---------- Material for the task ----------

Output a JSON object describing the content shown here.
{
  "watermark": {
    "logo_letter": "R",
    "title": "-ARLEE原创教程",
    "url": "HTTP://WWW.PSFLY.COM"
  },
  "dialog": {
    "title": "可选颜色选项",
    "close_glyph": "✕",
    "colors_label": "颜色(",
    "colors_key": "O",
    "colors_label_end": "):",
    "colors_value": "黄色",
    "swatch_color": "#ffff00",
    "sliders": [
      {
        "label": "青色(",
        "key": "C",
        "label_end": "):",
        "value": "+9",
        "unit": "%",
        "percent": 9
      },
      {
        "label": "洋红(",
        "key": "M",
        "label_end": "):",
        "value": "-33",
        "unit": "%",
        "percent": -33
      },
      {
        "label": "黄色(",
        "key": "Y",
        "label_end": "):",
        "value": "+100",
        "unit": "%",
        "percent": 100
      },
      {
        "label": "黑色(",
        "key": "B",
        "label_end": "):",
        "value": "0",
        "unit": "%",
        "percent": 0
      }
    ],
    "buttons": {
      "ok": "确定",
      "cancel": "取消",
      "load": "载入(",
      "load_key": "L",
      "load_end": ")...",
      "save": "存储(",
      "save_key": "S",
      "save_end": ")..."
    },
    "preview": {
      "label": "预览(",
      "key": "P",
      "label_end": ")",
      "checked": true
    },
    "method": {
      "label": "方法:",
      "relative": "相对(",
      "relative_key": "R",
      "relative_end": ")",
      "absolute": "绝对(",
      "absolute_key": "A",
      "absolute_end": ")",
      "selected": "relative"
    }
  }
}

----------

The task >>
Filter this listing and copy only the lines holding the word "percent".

Result of this task >>
        "percent": 9
        "percent": -33
        "percent": 100
        "percent": 0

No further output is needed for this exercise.